2016 Nissan Maxima
by John Davis
Not too many cars are around long enough to reach their 8th generation. But, that’s the case for the all-new 2016 Nissan Maxima. In addition, Nissan claims, although not for the first time, that this redesign also brings back the driving enjoyment of a “Four Door Sports Car”. When Nissan first used that tag line for the Maxima in the early 1990s, it was a boast that most critics felt were justified. But, over the last two decade the Maxima got large and soft, losing its edge as a driver’s family car.
So, when it came time for us to drive the latest car, we approached it with our eyes wide open. Indeed, Maxima is visually one of the most stimulating sedans we’ve come across in years. It’s rakish and radical.
Nissan’s V-motion design theme sets the deep grille, and is echoed along the rest of the car as well. This Maxima adopts the floating roof look of the Murano, with partially blacked C-pillars, and a fast roof that gives the side glass a chopped appearance. Standard, beefy 18 inch wheels further compress the visual height.
Inside the impressively roomy cabin one finds an equally impressive list of standard features including Nissan Connect with touchscreen navigation, remote start, full power seats, and dual-zone climate. Though oddly enough, only a basic backup camera is included. Nissan’s excellent Around View Monitor is an option.
Most of our staff found the Zero Gravity front seats to be very comfy and well bolstered.
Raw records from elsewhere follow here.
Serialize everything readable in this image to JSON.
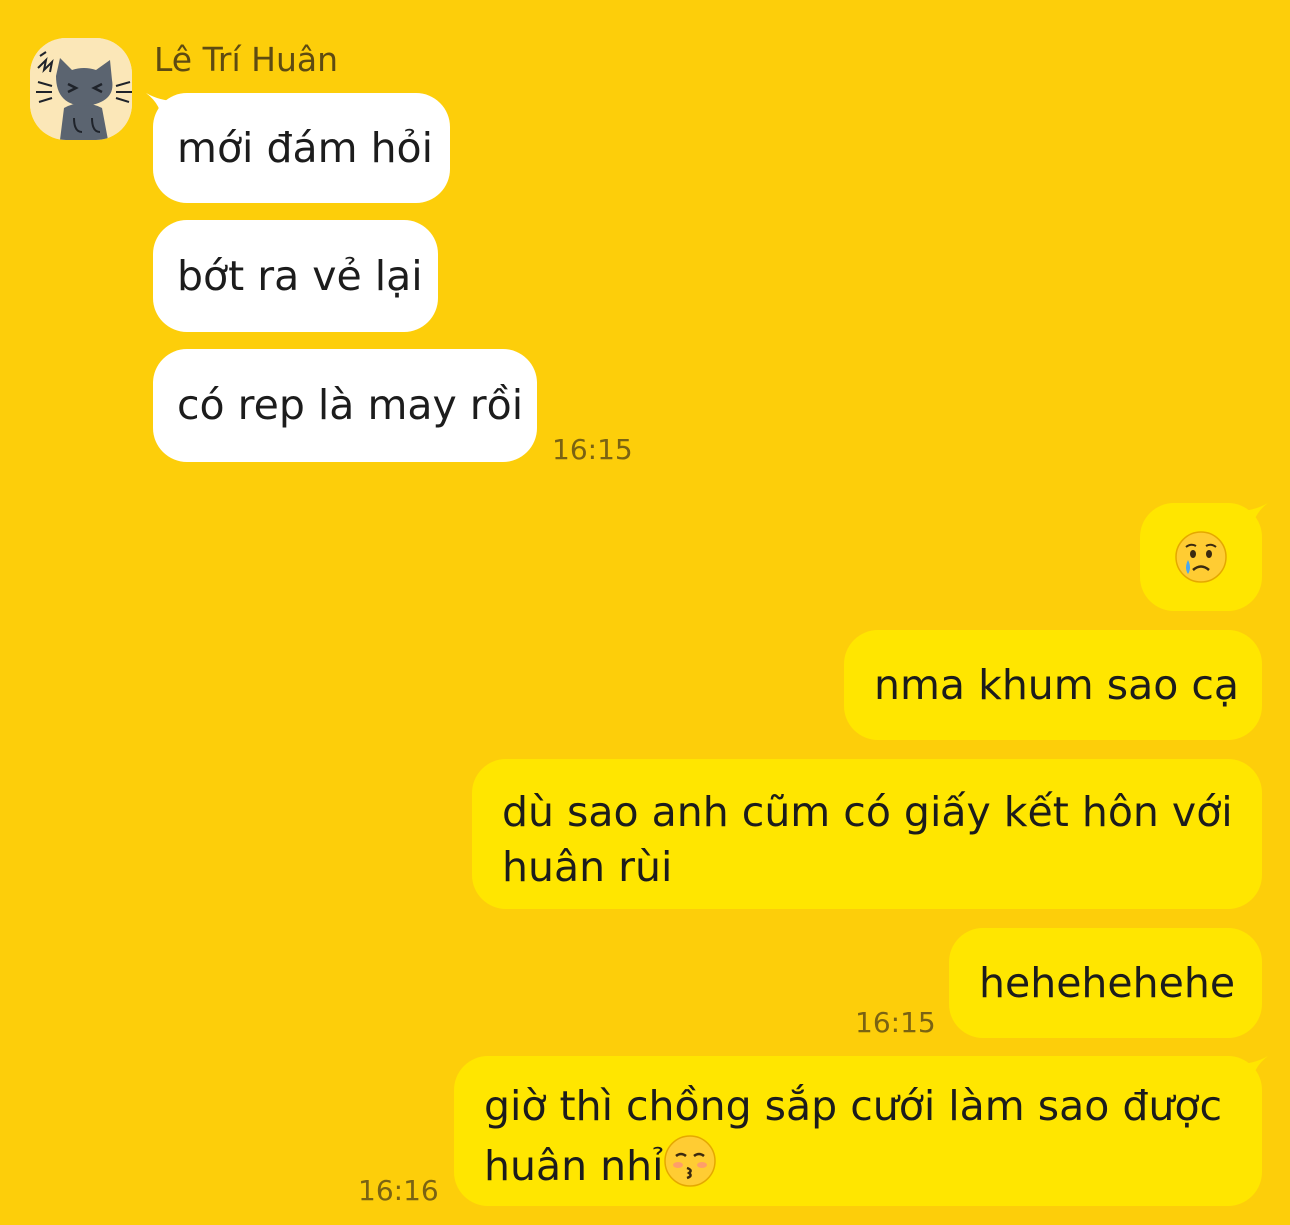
{
  "contact": {
    "name": "Lê Trí Huân",
    "avatar_icon": "cat-avatar-icon"
  },
  "incoming": [
    {
      "text": "mới đám hỏi"
    },
    {
      "text": "bớt ra vẻ lại"
    },
    {
      "text": "có rep là may rồi"
    }
  ],
  "incoming_time": "16:15",
  "outgoing": [
    {
      "emoji": "crying-face-emoji"
    },
    {
      "text": "nma khum sao cạ"
    },
    {
      "line1": "dù sao anh cũm có giấy kết hôn với",
      "line2": "huân rùi"
    },
    {
      "text": "hehehehehe"
    },
    {
      "line1": "giờ thì chồng sắp cưới làm sao được",
      "line2": "huân nhỉ",
      "emoji": "kissing-face-emoji"
    }
  ],
  "outgoing_times": [
    "16:15",
    "16:16"
  ],
  "colors": {
    "background": "#FDCE0A",
    "incoming_bubble": "#FFFFFF",
    "outgoing_bubble": "#FFE600",
    "text": "#1C1C1C",
    "timestamp": "#7A6313"
  }
}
Rear seaters fare equally well in what is almost a full-size-car amount of room.
Now, any sporty car, regardless of the number of doors, needs invigorating power. Here the new Maxima complies with a familiar 3.5-liter V6. But, with the redesign comes significant updates including GT-R goodies like sodium-filled valves. Horsepower climbs to an even 300. The only downer for us is that the only transmission offered is a CVT. However, improvements here mean that it now has sharper response and is less noisy. Shift paddles are nice and big, and are intelligently mounted on the steering column, not on the wheel.
Our initial drives were also positive. The now lighter Maxima felt quite nimble for a bigger sedan, yet also still super solid. Power delivery was above expectations, even with the CVT still sucking much of the joy out of the experience. New to the Maxima for 2016 are selectable driving modes.
For our exclusive test of the 2016 Nissan Maxima, be sure to catch MotorWeek episode #3501 that begins airing on September 11, 2015 as we kick off our 35th year on television. For a complete listing of the public television stations that broadcast MotorWeek, go to motorweek.org and click the “About The Show” tab at the top. MotorWeek is also seen Tuesday evenings on the Velocity cable network.
So, is the new 2016 Nissan Maxima really worthy of the “Four Door Sports Car” label? Well, you’ll have to consult our full MotorWeek Road Test to find out. But, we can say it is exciting to see inside and out, and with the exception of the CVT, a very able performer for its size. So, it just may turn out that this time Nissan has gotten it right.